A brother-in-law who joins the family in Shorthills and loves the Western stories and novels of the American writer W.C. Tuttle; Mr Biswas soon takes to calling him W.C. Tuttle, and his real name is never revealed. Like Govind, he uses the estate’s resources to his own advantage, dismantling its infrastructure for ill-fated business ventures: first selling fruit and fruit trees, then opening a furniture factory. Soon, however, he buys a lorry, which he successfully rents out to the American army. He later moves his family into the Port of Spain house, where he plays a gramophone incessantly and alternatingly gets along and fights with Mr Biswas. Eventually, his family moves to another house, but he eventually brings them to visit Mr Biswas on Sikkim Street.

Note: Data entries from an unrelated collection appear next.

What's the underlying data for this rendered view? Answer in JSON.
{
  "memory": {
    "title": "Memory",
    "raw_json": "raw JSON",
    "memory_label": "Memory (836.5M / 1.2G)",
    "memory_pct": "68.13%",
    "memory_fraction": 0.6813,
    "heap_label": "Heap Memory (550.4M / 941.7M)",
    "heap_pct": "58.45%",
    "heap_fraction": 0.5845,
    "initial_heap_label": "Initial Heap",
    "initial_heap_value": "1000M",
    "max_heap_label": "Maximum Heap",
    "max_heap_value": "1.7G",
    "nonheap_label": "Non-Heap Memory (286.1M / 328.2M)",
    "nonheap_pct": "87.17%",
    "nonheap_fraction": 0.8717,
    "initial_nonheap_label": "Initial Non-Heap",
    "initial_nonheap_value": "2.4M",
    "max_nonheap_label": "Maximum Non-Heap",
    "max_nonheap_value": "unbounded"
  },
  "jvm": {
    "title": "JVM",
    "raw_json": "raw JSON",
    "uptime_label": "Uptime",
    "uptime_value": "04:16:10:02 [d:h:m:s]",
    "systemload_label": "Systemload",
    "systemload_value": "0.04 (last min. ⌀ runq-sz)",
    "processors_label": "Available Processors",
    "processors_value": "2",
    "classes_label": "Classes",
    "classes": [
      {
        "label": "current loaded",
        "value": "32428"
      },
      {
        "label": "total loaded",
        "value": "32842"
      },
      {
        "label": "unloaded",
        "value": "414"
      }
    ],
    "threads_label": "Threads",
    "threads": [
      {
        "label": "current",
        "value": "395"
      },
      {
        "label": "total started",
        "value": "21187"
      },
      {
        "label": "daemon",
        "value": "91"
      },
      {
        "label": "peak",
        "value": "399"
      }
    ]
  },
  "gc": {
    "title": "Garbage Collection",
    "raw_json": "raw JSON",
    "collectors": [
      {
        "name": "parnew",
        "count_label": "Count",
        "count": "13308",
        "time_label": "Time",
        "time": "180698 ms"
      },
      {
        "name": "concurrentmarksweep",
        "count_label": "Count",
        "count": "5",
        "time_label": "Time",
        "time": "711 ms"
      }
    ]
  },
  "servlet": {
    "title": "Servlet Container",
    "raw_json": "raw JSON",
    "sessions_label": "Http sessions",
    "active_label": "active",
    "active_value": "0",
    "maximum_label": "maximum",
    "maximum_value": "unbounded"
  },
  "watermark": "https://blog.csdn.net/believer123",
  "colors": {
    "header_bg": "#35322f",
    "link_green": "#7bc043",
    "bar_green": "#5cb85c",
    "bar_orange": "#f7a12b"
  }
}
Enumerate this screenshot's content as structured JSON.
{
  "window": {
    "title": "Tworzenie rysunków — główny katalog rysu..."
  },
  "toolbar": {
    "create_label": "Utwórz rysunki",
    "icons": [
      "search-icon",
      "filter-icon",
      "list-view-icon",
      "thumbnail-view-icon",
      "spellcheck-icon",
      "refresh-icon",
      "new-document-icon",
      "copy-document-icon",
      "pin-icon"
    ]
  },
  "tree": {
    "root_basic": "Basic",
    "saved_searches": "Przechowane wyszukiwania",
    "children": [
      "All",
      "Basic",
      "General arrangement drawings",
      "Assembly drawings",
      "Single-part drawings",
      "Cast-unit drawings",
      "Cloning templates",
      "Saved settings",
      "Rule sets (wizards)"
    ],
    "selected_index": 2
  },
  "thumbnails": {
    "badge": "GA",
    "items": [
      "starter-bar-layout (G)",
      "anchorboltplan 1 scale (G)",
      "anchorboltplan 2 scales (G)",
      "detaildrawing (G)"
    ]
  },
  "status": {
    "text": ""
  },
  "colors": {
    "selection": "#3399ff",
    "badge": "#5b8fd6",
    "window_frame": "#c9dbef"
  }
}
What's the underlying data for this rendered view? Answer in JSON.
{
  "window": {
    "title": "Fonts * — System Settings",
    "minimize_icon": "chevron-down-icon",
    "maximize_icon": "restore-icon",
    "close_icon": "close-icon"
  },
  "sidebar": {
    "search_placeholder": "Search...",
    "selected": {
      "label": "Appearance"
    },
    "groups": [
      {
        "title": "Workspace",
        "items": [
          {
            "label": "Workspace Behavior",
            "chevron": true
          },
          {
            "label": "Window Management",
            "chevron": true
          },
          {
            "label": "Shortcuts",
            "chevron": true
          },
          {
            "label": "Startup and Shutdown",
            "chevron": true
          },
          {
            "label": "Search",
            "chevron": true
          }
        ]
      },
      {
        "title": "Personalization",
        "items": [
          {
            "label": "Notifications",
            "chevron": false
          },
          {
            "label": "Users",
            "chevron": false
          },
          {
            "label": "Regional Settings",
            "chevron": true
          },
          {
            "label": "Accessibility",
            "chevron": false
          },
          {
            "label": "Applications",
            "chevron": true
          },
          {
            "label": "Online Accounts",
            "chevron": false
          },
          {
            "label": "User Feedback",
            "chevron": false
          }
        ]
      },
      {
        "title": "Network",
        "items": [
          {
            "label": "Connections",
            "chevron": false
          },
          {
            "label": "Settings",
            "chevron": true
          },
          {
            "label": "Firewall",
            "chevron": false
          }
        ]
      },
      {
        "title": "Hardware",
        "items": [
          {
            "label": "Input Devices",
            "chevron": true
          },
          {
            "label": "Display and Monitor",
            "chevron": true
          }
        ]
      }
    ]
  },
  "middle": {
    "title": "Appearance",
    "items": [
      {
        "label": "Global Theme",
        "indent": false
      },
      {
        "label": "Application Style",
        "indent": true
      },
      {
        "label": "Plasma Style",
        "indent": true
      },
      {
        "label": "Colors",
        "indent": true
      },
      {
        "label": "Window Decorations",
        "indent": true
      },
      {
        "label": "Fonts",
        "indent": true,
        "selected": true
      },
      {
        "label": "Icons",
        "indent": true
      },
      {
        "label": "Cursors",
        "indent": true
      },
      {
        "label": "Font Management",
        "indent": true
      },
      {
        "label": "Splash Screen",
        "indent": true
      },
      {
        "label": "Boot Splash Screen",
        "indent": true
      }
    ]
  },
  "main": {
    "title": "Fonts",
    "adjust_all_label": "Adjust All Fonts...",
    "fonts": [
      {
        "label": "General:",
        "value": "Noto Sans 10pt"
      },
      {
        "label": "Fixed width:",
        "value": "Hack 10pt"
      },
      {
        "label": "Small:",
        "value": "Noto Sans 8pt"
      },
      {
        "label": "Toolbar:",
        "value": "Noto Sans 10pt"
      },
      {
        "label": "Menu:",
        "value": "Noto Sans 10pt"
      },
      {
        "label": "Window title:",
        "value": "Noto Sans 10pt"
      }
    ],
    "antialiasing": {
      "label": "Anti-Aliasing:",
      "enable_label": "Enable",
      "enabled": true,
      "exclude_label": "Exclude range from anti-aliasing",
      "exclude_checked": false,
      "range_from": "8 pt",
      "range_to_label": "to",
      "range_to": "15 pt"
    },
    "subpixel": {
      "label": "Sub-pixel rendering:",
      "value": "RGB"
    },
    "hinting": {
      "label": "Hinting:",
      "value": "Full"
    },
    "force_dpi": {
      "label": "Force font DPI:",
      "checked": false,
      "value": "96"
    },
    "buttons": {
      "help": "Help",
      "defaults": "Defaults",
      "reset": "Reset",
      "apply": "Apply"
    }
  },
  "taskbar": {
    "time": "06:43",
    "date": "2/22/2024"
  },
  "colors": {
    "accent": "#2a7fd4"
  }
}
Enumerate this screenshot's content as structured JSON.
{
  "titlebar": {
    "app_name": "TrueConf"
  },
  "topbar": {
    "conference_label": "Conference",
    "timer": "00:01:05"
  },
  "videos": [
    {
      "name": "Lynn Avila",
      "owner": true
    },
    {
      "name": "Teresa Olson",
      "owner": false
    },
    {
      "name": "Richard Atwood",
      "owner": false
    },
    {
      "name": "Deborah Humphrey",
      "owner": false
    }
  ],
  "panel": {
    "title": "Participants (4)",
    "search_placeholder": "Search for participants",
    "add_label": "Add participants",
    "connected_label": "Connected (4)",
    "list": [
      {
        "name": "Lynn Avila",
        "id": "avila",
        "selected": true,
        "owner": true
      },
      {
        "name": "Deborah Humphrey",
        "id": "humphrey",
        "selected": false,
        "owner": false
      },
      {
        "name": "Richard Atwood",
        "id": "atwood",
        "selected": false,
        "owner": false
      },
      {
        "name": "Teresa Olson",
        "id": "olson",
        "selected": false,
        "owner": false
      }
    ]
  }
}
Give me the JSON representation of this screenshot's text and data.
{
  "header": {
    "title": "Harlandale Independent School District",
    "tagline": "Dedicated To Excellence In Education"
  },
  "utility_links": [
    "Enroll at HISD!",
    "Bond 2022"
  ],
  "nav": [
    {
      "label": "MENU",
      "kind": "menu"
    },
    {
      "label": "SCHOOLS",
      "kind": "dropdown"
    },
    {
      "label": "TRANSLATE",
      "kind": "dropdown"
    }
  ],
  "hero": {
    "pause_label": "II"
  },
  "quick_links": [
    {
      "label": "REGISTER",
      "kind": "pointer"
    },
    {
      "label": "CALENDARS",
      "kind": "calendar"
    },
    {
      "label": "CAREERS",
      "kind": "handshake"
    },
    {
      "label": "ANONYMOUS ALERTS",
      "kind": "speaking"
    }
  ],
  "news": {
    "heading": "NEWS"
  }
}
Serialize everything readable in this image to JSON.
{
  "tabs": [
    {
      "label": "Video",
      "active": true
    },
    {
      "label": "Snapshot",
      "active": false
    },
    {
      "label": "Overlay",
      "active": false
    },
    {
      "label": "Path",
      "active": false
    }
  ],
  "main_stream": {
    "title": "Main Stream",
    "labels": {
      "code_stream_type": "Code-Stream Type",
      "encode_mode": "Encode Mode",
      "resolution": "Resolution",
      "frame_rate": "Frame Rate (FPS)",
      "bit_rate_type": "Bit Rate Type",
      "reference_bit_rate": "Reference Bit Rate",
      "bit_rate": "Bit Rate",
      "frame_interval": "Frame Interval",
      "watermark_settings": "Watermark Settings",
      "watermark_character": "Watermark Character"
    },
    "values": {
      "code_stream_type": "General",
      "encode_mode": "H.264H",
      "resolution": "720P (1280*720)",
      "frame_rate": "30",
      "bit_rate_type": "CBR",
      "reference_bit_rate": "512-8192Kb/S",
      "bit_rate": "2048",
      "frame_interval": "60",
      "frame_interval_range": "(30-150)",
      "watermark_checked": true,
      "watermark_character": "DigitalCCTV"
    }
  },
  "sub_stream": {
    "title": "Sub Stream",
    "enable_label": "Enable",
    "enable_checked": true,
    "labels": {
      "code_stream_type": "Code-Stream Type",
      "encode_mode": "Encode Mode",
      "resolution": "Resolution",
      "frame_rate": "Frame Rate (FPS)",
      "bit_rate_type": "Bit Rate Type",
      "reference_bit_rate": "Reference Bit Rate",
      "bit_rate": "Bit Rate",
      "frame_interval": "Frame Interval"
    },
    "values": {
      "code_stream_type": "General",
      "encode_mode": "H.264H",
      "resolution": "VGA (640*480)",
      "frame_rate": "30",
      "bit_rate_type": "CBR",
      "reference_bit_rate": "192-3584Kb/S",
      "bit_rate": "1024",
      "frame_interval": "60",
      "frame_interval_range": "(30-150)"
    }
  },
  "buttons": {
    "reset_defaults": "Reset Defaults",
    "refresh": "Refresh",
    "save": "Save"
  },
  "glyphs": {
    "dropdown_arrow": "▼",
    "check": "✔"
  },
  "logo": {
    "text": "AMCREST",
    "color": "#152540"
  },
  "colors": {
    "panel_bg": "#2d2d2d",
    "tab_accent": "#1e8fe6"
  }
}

W.C. Tuttle Character Timeline in A House for Mr Biswas
The timeline below shows where the character W.C. Tuttle appears in A House for Mr Biswas. The colored dots and icons indicate which themes are associated with that appearance.
Part 2, Chapter 3: The Shorthills Adventure
...with every paycheck. “He continued to plunder” amidst the house’s chaos. It turned out that W.C. Tuttle was selling whole trees and Govind whole lorry loads of fruit, and Mr Biswas felt... (full context)
...fell off a branch, and his widow wailed for days. However everyone forgot him after W.C. Tuttle took over driving. Later, Anand found Hari and his wife sitting gloomily at the dining... (full context)
...secret; in the meantime, the widows’ children roasted a sheep in the woods, which infuriated W.C. Tuttle . He and Mr Biswas made their wives cook separately from the rest; Mr Biswas... (full context)
Part 2, Chapter 4: Among the Readers and Learners
...they were buying land, building mansions, and sending their children abroad to college. Govind and W.C. Tuttle continued to provide transport for the Americans and started growing wealthy. For the first time,... (full context)
Part 2, Chapter 5: The Void
Part 2, Chapter 7: The House
...old but “full of room.” Shama called her family’s new house “small and nice,” and W.C. Tuttle underhandedly replied that it was “nice and small.” Since it was night, the Tuttles did... (full context)